The U.S. Air Force might not be able to meet wartime surge demands if Congress blocks proposed cuts to the National Guard beginning in 2013, the service’s top general said.
The Senate Armed Services Committee has recommended freezing most cuts to the Air National Guard in 2013 and has called for creation of a national commission to make recommendations regarding Air Force structure.
House lawmakers have also rejected many Air Force-proposed budget cuts in the Pentagon’s 2013 budget request.
The Air Force has proposed cutting 5,100 Guard, 900 Reserve and 3,900 active-duty personnel to meet billions of dollars in spending reductions directed by the Budget Control Act of 2011. Gen. Norton Schwartz, the Air Force chief of staff, said balancing the cuts was the “most difficult task” during the budget process.
Since the release of the Pentagon budget proposal in February, lawmakers have criticized the Air Force’s plan. At the same time, top DoD officials have said that approving the budget, as proposed, is critical to meeting a new military strategy announced in January.
Speaking at an Air Force Association-sponsored breakfast on June 11, Schwartz said the cuts to the reserve component save the Air Force money in the long run.
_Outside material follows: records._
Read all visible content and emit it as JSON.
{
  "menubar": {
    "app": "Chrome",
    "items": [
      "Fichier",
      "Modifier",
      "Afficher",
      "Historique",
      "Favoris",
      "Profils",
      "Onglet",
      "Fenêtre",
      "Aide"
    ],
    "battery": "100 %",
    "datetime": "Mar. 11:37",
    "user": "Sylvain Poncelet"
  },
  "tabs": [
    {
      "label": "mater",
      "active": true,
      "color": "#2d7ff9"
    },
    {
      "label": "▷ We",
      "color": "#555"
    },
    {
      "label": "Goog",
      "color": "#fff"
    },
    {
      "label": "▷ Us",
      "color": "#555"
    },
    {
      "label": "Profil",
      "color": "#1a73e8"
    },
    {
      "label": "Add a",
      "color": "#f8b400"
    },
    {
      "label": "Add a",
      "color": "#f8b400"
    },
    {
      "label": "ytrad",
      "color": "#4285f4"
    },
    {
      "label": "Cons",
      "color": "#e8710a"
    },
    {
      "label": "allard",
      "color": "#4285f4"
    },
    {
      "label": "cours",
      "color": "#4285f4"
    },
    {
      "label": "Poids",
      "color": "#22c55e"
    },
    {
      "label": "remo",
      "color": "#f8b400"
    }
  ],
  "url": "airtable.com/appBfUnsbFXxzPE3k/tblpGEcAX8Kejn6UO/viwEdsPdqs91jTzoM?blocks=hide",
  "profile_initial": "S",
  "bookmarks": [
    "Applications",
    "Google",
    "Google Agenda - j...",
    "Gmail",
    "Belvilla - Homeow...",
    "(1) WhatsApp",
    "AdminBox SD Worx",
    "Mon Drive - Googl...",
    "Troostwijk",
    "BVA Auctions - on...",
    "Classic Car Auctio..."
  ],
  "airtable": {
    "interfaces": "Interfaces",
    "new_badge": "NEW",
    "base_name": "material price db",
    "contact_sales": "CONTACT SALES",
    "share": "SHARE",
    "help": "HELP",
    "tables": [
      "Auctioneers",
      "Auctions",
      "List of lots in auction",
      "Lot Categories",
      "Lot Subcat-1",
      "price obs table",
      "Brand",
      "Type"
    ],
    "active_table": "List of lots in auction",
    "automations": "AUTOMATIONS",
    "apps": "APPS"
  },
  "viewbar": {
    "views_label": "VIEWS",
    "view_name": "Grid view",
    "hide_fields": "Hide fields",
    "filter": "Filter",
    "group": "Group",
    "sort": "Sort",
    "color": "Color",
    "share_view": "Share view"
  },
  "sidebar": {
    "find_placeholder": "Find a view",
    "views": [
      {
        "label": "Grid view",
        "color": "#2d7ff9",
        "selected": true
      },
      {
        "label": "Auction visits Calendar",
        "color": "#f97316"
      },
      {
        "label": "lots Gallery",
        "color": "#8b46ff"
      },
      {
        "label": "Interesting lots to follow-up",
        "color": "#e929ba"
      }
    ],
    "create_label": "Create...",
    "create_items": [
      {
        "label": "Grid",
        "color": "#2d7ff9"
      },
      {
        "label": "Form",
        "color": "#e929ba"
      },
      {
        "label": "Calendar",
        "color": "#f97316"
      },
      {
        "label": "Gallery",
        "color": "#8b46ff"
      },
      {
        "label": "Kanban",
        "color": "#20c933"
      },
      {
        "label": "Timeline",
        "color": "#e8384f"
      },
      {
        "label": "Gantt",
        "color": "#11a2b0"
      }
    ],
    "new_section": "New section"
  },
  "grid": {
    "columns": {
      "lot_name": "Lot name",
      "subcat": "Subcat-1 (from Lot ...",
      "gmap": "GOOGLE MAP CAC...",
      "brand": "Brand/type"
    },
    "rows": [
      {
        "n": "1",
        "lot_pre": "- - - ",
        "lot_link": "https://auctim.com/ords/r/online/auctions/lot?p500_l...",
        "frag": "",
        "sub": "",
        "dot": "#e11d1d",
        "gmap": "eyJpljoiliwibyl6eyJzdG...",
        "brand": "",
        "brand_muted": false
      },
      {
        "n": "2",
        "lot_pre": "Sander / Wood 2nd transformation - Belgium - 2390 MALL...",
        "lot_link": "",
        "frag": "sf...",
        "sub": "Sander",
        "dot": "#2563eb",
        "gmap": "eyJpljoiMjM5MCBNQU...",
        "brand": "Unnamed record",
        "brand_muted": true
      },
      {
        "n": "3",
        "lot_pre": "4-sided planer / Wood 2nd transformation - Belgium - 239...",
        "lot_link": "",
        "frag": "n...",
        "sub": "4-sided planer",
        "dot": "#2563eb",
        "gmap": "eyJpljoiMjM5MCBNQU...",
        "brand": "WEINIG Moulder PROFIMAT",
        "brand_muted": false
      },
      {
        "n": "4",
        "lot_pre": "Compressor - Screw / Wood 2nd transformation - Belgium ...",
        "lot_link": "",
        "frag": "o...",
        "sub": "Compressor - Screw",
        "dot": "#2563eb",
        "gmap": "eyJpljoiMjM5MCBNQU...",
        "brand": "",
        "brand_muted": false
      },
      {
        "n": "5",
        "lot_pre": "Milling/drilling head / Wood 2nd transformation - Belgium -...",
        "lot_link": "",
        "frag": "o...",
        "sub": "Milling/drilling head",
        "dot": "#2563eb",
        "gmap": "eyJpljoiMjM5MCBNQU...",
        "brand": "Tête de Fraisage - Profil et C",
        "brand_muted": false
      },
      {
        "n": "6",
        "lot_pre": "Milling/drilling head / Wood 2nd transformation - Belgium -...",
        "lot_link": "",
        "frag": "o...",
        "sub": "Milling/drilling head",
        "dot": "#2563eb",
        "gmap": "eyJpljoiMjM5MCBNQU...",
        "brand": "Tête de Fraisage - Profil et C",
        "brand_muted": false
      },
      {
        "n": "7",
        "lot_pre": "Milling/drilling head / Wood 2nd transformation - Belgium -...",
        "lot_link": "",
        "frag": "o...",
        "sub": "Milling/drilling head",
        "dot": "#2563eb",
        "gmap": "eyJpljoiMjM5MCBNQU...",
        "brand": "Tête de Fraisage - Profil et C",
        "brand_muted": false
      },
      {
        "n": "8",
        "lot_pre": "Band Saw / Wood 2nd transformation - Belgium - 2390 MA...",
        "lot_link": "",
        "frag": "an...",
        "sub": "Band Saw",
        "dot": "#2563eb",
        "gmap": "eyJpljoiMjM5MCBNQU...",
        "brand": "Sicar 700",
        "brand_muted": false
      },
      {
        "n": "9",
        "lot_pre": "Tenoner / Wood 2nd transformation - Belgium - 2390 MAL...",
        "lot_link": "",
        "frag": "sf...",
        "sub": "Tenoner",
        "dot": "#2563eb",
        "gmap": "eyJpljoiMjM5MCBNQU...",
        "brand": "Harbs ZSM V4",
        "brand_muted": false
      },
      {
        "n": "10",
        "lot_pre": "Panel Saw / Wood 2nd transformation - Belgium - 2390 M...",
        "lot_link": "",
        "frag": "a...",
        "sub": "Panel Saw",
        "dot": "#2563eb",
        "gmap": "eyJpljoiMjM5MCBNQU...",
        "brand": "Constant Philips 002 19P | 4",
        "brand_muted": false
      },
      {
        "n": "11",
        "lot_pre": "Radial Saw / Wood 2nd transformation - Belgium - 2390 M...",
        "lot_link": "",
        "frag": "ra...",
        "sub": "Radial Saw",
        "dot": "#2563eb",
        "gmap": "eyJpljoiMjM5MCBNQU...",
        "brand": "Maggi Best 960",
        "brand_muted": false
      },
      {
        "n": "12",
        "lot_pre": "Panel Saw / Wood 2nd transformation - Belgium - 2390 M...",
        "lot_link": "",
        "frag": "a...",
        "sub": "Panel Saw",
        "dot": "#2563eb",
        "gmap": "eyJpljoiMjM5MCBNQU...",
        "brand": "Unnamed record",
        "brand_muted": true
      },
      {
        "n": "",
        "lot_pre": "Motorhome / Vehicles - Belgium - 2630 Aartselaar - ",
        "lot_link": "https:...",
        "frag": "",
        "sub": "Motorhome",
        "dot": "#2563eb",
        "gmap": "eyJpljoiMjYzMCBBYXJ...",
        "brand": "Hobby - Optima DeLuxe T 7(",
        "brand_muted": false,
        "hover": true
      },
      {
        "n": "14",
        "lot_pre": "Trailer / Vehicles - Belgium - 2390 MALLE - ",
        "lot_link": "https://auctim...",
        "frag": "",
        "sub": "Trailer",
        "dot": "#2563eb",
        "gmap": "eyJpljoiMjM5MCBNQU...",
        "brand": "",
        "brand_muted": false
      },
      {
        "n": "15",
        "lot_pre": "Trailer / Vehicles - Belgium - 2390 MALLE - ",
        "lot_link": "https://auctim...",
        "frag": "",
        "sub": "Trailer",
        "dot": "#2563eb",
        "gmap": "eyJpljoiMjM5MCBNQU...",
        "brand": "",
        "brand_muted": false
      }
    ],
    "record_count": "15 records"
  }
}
“Our reserve component affords us the oft-referenced cost savings when Guard and Reserve airmen are deployed at lower rates than their active-duty counterparts,” he said. “Therefore, the failure to decelerate the pace of cuts to the active component put at risk our collective ability to conduct future surges, to operate through the surge successfully and then to fulfill post-surge, steady-state rotational requirements, all of which the nation will continue to demand of its Air Force.”